Data extracted from a collection
--

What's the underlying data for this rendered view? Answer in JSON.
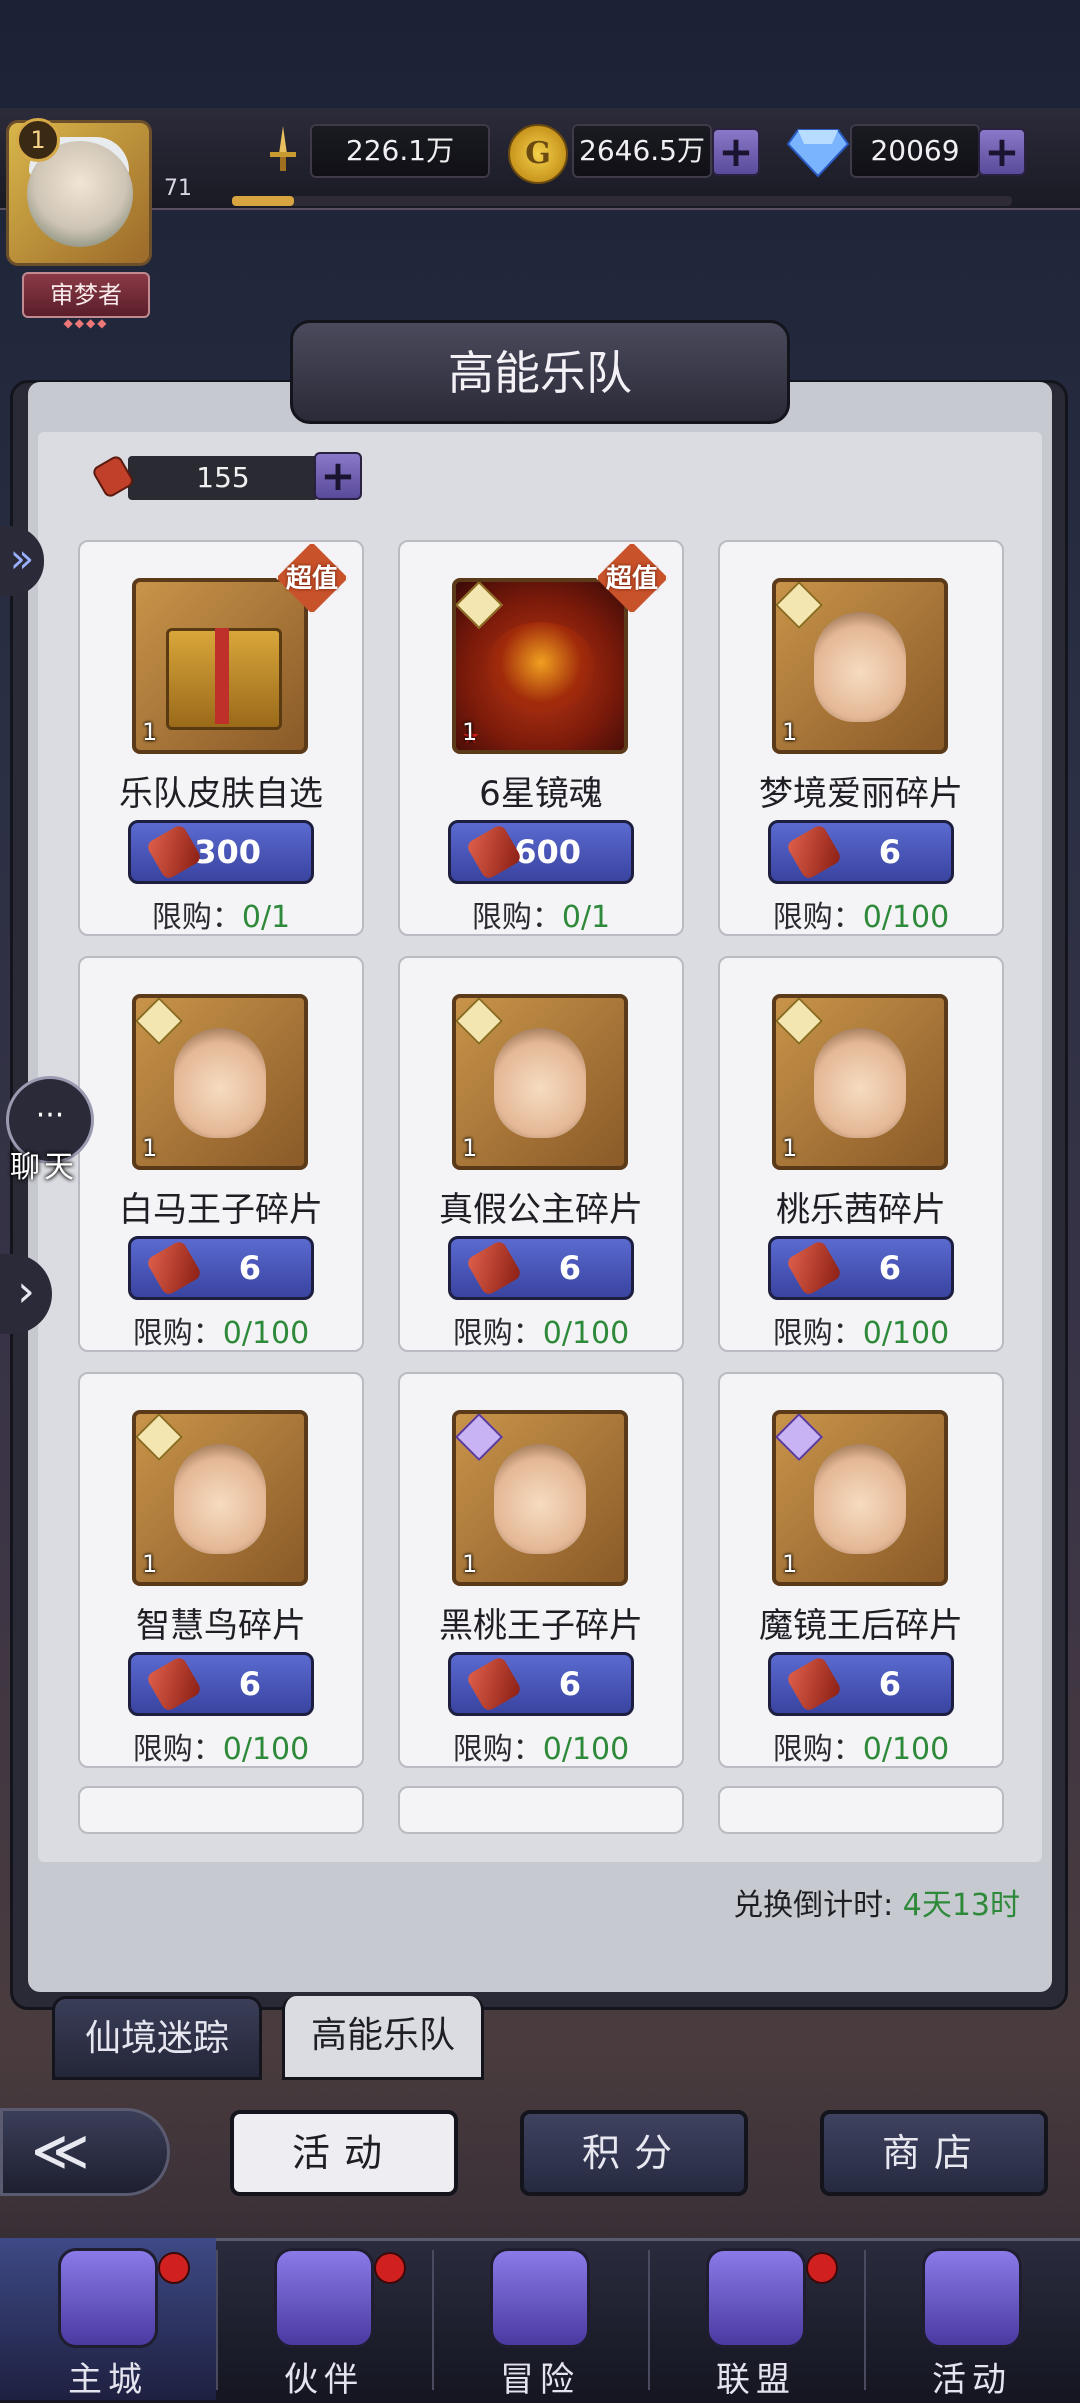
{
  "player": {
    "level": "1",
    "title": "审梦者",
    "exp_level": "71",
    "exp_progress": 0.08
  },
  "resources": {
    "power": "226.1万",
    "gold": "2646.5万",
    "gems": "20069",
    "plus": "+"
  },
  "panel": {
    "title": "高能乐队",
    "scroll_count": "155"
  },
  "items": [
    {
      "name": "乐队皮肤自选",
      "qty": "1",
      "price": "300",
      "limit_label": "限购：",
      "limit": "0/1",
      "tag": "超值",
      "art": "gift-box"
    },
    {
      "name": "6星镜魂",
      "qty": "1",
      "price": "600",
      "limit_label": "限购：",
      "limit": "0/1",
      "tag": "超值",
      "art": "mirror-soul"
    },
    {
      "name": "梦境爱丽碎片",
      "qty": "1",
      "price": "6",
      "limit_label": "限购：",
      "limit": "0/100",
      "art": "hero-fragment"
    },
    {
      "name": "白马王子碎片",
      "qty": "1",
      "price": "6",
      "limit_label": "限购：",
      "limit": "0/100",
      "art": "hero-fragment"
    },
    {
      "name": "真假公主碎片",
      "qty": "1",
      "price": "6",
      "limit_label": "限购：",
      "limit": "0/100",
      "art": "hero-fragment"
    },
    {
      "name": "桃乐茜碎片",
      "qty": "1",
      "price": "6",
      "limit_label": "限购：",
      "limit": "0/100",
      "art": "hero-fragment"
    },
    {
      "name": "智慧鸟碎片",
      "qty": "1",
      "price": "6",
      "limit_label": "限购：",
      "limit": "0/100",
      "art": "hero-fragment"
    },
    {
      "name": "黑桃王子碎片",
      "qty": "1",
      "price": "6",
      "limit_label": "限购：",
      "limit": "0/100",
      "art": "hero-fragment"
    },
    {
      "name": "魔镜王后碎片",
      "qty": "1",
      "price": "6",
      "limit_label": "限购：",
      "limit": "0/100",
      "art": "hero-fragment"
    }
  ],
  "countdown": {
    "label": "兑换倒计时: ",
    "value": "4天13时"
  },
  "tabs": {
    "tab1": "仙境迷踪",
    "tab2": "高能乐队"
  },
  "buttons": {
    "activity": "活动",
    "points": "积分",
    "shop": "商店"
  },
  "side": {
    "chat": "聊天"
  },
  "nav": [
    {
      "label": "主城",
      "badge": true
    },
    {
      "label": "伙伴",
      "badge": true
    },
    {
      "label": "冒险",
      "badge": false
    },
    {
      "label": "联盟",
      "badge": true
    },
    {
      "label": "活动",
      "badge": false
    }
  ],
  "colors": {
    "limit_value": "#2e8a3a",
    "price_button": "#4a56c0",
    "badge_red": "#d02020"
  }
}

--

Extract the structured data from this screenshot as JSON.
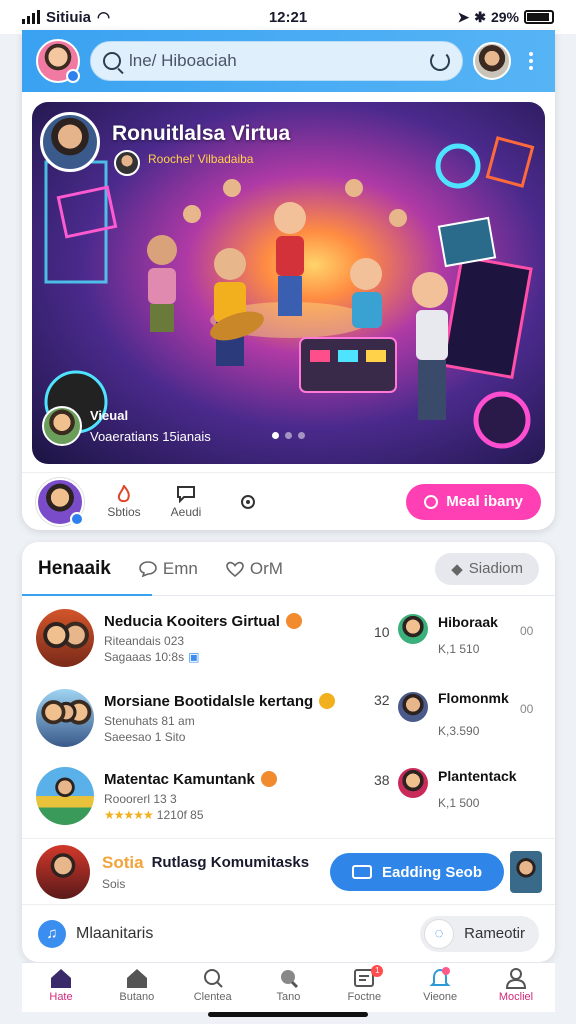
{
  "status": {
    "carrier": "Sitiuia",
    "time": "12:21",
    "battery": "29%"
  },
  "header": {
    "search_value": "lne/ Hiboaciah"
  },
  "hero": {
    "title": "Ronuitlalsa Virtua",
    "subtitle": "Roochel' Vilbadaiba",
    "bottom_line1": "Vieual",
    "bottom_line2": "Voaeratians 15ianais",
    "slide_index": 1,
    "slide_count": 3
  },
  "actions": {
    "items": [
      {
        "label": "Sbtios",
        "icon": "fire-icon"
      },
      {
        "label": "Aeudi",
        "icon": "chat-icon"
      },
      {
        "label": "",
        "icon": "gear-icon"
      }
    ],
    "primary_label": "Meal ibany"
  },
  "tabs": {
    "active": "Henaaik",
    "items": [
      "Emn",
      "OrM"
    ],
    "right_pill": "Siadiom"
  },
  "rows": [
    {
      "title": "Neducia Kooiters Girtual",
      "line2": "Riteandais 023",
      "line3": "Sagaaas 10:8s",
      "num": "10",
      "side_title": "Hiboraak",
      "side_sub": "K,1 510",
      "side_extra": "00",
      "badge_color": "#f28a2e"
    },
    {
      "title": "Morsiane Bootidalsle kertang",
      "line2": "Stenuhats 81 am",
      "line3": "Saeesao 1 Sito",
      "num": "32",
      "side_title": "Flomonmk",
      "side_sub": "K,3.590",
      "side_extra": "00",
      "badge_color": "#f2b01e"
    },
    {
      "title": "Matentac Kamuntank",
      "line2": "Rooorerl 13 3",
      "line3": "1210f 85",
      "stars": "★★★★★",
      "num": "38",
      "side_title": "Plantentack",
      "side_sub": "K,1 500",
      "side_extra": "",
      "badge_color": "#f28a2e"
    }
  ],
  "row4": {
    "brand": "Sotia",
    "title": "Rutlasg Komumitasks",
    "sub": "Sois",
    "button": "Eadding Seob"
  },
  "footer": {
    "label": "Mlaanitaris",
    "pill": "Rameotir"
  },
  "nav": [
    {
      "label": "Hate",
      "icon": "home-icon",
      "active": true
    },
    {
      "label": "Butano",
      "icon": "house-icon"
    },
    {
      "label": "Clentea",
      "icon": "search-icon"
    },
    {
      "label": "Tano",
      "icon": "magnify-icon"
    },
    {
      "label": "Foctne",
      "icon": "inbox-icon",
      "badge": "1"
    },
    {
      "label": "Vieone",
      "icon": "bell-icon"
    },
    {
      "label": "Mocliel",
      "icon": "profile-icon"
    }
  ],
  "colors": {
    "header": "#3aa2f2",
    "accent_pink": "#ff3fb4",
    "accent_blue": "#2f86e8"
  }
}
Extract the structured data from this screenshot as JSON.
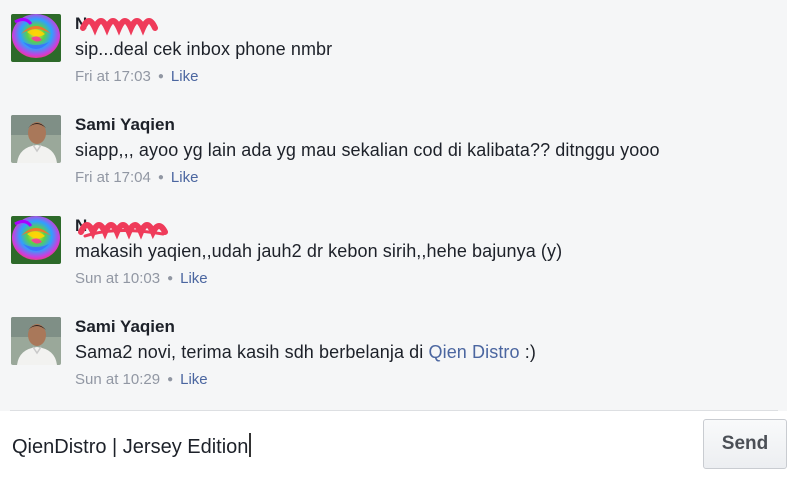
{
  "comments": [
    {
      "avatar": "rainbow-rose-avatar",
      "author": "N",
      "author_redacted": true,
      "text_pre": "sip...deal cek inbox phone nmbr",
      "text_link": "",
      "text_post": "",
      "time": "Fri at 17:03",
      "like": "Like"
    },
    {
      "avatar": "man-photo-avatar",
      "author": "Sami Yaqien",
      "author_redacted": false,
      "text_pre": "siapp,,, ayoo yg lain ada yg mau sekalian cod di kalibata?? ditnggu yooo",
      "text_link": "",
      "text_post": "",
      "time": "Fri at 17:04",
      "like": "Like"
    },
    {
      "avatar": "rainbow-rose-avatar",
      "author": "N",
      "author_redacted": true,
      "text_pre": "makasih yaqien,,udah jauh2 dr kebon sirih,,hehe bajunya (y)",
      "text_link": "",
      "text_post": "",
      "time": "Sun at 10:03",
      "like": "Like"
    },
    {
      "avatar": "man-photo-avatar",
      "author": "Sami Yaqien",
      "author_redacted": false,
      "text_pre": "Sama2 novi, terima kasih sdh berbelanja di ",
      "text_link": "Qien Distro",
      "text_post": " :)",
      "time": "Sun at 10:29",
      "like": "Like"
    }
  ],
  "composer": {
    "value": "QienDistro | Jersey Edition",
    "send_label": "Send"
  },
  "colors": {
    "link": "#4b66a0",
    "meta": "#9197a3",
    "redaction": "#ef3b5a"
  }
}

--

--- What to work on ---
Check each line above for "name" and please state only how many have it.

--- Task solution ---
9